To do → Whenever a line in the material below includes "пациента", copy that line.
=== Section Start ===
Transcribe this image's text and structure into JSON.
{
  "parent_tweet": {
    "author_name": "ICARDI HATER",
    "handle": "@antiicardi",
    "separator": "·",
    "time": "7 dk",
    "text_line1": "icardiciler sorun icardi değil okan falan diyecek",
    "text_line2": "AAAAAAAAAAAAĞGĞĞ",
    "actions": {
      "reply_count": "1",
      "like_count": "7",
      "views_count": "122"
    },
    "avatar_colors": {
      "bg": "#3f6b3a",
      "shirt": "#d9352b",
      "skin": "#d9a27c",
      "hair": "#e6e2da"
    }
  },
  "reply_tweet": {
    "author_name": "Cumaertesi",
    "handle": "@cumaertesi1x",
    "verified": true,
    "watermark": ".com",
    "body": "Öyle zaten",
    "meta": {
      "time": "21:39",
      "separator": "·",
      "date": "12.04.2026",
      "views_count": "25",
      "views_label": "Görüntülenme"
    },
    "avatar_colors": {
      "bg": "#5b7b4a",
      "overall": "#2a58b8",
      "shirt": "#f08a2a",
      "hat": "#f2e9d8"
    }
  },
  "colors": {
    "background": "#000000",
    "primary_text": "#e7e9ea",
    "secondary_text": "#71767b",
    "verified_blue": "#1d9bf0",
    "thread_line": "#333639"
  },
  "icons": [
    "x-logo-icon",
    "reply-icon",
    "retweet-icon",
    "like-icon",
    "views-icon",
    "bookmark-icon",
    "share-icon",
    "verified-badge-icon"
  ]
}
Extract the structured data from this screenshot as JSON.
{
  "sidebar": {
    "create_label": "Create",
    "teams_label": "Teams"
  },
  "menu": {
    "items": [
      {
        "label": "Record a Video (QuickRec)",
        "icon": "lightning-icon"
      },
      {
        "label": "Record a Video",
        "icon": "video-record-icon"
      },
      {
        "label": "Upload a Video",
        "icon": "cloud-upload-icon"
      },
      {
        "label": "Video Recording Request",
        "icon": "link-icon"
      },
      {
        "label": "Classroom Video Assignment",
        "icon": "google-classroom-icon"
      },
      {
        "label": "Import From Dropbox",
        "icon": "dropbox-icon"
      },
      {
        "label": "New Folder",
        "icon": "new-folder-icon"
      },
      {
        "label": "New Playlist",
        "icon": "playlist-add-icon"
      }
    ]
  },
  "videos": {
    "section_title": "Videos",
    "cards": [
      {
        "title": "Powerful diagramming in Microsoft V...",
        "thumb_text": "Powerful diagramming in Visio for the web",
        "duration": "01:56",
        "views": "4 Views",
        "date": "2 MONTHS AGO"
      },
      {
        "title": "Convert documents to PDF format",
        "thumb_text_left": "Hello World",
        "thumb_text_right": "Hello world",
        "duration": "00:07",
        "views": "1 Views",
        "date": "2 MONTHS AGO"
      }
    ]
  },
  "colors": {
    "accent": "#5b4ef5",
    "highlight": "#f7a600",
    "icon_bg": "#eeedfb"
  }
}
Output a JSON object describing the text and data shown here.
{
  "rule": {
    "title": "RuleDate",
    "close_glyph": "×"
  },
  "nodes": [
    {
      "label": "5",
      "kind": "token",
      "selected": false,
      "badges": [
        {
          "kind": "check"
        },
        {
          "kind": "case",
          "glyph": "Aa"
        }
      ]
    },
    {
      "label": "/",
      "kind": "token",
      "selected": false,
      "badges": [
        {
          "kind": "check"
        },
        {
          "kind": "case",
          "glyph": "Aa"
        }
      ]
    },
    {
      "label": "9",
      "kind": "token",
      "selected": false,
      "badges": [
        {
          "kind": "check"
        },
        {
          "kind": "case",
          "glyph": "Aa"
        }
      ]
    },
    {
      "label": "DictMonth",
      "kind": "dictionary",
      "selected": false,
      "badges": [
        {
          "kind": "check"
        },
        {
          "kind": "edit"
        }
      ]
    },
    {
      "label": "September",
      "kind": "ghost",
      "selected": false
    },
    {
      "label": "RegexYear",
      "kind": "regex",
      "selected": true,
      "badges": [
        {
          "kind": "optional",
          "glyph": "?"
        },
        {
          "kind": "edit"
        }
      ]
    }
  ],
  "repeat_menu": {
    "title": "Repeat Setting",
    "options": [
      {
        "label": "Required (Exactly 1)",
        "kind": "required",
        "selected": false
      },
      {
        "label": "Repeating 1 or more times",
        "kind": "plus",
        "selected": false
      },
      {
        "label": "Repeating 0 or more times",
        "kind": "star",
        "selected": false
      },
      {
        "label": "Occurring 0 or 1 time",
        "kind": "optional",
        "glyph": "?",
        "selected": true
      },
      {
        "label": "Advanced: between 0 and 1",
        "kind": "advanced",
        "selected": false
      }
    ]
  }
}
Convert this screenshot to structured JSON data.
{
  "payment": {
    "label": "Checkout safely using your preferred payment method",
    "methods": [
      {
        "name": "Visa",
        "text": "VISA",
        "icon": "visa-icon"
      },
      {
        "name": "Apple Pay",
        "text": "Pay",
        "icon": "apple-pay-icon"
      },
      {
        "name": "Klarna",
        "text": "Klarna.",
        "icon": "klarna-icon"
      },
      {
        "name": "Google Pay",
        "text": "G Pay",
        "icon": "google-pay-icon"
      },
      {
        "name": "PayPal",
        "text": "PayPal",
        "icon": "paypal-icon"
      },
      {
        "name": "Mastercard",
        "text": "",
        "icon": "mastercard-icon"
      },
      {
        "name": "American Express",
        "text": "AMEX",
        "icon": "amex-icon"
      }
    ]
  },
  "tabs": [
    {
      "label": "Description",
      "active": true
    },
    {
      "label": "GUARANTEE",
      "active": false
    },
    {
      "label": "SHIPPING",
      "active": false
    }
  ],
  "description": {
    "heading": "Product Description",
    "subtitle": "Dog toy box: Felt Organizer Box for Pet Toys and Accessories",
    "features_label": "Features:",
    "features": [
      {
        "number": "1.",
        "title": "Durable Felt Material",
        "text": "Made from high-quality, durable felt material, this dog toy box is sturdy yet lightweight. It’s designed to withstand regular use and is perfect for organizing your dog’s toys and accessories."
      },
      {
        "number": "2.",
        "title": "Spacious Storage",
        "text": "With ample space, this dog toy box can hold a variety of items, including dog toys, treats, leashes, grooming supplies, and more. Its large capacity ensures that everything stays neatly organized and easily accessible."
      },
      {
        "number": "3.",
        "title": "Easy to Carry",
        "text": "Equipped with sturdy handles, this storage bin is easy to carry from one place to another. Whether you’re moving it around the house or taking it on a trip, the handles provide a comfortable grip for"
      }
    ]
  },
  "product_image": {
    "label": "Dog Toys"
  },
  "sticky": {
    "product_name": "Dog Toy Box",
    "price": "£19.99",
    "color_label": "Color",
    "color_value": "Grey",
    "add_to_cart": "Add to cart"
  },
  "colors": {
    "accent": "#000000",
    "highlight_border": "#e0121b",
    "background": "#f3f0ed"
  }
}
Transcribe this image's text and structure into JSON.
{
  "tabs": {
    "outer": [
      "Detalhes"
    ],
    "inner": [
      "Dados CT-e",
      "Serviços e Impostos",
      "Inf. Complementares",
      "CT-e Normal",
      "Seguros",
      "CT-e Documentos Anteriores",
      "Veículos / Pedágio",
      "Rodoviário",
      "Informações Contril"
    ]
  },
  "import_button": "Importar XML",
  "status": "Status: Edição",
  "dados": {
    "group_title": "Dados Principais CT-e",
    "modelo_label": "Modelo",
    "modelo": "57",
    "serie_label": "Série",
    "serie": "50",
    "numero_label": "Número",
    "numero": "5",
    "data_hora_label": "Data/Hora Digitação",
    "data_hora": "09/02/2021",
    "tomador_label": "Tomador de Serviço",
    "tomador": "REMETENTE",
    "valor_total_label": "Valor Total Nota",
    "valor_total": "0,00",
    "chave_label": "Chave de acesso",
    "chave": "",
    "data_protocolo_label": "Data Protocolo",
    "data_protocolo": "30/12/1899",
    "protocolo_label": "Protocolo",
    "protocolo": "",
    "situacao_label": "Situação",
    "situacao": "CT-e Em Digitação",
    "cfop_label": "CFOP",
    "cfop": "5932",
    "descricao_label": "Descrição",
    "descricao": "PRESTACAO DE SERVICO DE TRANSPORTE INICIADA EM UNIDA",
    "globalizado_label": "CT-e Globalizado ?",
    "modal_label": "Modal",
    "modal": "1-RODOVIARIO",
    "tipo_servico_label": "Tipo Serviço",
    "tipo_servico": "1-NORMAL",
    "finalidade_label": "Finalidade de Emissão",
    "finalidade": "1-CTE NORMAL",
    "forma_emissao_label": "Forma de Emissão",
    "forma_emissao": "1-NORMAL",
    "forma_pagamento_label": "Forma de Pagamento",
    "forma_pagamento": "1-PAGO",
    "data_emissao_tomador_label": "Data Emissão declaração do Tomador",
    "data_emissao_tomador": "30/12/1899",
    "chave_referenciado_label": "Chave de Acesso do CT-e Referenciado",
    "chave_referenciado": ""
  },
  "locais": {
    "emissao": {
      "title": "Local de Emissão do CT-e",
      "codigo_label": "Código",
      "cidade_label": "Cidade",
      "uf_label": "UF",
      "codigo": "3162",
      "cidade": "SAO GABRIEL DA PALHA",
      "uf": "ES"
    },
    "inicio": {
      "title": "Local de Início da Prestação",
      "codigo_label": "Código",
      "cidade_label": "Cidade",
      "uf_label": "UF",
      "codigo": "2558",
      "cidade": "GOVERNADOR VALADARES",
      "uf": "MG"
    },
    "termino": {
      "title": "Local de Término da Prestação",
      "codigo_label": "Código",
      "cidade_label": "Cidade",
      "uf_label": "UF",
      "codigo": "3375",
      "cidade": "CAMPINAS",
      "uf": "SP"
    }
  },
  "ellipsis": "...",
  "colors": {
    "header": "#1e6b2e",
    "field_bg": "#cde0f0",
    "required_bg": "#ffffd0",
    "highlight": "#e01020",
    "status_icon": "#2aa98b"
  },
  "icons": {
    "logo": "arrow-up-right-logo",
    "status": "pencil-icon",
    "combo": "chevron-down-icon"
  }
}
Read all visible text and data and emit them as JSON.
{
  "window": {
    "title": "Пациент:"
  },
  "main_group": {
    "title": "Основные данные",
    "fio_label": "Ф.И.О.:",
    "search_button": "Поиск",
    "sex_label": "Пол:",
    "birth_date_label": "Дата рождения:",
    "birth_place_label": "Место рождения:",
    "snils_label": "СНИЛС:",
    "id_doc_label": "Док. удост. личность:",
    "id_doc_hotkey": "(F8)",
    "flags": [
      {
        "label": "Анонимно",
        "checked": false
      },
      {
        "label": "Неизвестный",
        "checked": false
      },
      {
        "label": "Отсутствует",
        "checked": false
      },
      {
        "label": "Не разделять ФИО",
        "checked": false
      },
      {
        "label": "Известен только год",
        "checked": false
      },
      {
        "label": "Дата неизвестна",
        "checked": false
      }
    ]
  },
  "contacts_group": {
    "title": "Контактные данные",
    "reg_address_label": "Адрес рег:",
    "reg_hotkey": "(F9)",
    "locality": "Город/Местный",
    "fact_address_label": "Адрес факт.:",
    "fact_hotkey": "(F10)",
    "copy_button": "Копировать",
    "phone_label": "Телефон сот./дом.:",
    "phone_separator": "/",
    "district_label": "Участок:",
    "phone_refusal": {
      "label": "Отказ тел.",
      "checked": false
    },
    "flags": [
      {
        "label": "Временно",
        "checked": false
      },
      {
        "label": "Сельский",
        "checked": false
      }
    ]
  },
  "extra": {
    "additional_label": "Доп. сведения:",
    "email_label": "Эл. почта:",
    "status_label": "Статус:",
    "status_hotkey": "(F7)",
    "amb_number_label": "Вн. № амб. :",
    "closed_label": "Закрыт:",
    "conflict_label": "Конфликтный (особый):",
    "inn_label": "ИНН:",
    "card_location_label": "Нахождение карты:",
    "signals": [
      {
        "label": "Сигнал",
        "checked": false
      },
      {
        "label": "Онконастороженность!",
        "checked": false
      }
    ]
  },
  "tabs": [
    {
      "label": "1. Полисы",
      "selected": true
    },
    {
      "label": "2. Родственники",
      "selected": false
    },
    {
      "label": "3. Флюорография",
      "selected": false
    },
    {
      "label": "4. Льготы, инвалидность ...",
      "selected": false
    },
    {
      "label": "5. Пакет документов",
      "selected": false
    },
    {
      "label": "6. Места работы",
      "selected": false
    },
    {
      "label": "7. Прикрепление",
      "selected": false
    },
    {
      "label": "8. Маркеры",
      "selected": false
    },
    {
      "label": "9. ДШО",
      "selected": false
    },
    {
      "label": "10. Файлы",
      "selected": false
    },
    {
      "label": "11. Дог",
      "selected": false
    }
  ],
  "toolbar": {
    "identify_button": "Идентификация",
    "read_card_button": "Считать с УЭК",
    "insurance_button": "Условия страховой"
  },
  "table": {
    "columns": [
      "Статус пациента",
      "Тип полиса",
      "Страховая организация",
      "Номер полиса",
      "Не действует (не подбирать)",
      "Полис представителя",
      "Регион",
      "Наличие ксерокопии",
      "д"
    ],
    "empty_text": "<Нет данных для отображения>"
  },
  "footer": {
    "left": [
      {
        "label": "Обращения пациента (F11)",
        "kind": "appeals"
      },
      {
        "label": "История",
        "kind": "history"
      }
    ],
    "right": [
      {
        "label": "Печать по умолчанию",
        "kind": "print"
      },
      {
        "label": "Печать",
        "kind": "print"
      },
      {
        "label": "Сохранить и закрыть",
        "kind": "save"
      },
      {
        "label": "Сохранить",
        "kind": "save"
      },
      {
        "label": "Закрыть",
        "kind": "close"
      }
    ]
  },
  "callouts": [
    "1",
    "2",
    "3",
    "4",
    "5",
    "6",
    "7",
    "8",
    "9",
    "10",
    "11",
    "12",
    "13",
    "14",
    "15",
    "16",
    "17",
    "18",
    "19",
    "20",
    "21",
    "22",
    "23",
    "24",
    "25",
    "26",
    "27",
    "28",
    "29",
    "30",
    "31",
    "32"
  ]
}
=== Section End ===
Expected answer →
      "Статус пациента",
        "label": "Обращения пациента (F11)",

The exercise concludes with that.